- Health insurance: if you’re getting that high-deductible health insurance plan because you’re a freelancer, look into a health savings account (HSA). Check with a pro, but your contributions might be tax deductible, and your contributions can roll-over from year-to-year. So, you’re not only setting yourself up for money that you can use for health reimbursement, but even in retirement, you can use that account, so you’re setting yourself up in two ways.
- One other thing I would highly recommend for freelancers, for long-term, is setting up a Limited Liability Company. An LLC is a business structure that protects you in case there is a lawsuit against your freelance work. Nobody wants to believe that’s going to happen, but it does. So just protecting yourself, your assets, your car, your home, whatever you have, is important.
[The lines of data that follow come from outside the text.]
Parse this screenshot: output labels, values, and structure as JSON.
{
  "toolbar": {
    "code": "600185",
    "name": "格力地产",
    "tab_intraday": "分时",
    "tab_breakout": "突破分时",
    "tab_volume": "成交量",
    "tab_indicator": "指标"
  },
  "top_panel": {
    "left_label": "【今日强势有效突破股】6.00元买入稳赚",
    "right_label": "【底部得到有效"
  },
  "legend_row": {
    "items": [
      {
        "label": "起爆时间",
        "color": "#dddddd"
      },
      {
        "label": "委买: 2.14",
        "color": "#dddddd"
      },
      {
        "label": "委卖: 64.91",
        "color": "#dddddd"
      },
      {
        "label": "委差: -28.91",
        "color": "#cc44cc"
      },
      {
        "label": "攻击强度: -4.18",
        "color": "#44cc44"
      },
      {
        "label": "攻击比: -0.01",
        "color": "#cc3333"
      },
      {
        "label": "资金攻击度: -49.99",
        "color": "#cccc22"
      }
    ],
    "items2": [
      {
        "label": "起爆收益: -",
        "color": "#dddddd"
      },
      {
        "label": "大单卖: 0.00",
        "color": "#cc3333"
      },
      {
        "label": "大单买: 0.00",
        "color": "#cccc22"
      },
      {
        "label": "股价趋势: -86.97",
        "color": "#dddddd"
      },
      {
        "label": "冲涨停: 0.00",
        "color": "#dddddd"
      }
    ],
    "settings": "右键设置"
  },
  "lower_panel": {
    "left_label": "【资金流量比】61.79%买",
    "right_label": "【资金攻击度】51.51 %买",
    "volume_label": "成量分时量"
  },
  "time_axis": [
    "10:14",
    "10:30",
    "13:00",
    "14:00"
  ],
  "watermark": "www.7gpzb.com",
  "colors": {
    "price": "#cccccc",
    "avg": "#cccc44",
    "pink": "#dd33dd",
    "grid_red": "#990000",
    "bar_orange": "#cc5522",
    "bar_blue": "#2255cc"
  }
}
You can talk to a lawyer about setting up an LLC.
Final Money Tip for Freelancers
- For the writers, when you’re getting started, it’s easy to look only at what’s going on that month or that week, but as you go along, I would at least start to notice trends in your year-to-year. So if you’re a writer for the holidays, you’re getting busy in August and September and it’s uneven work, and even if you have regular clients, there’s going to be dips; see if you can budget that. Seeing that big dollar sign in September is awesome, but either use it to pay off things, make that car insurance payment- make it every 6 months because you know that’s when your big payments will come through- or that’s the time you’re setting up an automatic deposit to your savings account so that you don’t touch it. Because it can be really easy to see it, spend it, and then really suffer for it because you didn’t save.
These are some fantastic money tips for freelance writers from Tiffany Connors from The Penny Hoarder.
When it comes to money, it can often feel like there’s not enough of it (or that you’d like more of it). While we want you to be able to make more money, we also want you to make the most of the money you’re bringing in!